Pope Francis in "On Care for Our Common Home," speaks forcefully on the enviroment, on climate change, on pollution including "agrotoxins," and on the moral imperative of protecting nature –"our common home." "Everything is connected," he writes. Our world is both enviromental and social, an "integral ecology." Read the full Encyclical Letter. Excerpts below are pertinent to sustainablility, agriculture, and the economic and political actions of authorities, agencies:
Lake Erie microcystis reported – too soon. The Toledo Blade reports that the early arrival of algae puts scientists on alert, following the first report of microcystis this week in Lake Erie. Blooms usually don't appear until August. The most recent (June 15) Harmful Algal Bloom Projection, from Heidelberg Univ and NOAA, notes that, "Earlier this spring had been relatively dry, resulting in less discharge and lower phosphorus loads into the western basin. Recent thunderstorms increased the loads, therefore increasing the potential bloom severity."

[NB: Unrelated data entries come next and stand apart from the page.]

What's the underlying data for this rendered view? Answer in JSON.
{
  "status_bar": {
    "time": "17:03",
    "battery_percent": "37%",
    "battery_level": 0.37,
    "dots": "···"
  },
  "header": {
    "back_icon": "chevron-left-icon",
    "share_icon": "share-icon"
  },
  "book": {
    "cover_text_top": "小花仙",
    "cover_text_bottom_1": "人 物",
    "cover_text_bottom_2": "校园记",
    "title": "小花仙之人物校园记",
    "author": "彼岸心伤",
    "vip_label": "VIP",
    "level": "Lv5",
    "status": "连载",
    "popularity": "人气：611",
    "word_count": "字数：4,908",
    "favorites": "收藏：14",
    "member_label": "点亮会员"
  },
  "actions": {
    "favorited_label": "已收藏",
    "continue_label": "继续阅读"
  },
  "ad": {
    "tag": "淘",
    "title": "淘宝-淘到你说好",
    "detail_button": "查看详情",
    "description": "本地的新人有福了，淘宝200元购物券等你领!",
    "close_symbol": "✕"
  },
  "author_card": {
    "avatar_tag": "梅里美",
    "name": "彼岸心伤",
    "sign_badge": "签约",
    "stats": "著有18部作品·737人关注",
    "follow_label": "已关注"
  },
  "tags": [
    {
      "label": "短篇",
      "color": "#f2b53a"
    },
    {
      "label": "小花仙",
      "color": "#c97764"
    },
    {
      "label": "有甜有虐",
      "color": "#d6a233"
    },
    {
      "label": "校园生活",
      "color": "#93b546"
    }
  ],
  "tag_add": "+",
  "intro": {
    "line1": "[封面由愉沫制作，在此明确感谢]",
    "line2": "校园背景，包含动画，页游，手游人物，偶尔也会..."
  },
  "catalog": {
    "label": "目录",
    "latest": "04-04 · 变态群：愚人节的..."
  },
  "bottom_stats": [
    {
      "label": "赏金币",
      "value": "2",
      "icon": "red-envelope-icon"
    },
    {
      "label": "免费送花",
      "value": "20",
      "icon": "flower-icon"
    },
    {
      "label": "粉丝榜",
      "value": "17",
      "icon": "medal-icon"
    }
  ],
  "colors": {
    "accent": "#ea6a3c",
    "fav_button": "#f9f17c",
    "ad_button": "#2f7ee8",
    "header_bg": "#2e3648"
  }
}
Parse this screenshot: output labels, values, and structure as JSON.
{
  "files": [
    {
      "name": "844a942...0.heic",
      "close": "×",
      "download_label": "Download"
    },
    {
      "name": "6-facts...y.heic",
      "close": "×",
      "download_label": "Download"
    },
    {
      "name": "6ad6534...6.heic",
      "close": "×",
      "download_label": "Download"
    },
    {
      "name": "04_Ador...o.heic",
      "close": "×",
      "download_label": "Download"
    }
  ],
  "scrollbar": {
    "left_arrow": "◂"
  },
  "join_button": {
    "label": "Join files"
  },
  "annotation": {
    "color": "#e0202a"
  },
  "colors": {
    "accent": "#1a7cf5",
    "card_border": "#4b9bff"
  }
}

What causes Harmful Algal Blooms (HABs) in Lake Erie? See brief but detailed account by scientists with USDA Agricultural Research Service on the role of "larger farms," "manure," "tile drainage," as well as climate change, commodity prices, ethanol production, etc. in Journal of Soil and Water Conservation (April 2015).
Voices throughout the region unite on changes in agricultural practices to protect Lake Erie: The just-released Interim Joint Action Plan for Lake Erie lists a ban on manure and fertilizer on snow-covered and frozen ground as crucial. A June 5 Toledo Blade editorial on the new federal water rule supporting the Clean Water Act details the importance of protecting small tributaries and wetlands that feed drinking water sources (like Lake Erie). As Todd Ambs, the director of the Healing Our Waters-Great Lakes Coalition, told the Blade, “It’s not called the Partially Clean Water Act.”
June 7 - Dead cow at Bakerlads CAFO "Center for Excellence," lying at
the northeast corner of the facility east of Morey Hwy (M 156), within 100 feet of the South Branch of the River Raisin.
June 3 - NEW! Updated information on Western Lake Erie Watershed CAFO manure inputs and nutrient inputs for 2015 (from CAFO annual reports in Michigan and Ohio Livestock Permitting database). Manure production in the Western Lake Erie Watershed has increased since last year by more by than 171,000,000 lbs. to a new CAFO waste total of more than 5 billion pounds. In our Michigan watershed alone, CAFOs have added 3,667 animals, with an increase of more than 13,600,000 gal of liquid CAFO waste. Current totals here, from 15 CAFOs: 45,700 animals, 187,943,633 gals. of liquid waste.
. . . (earlier Jan-May 2015 entries on News archive page)
FIND THE CAFOS IN YOUR AREA - New Food & Water Watch map of CAFOs, updated to 2012 (with expansions around here continuing through 2015, not included)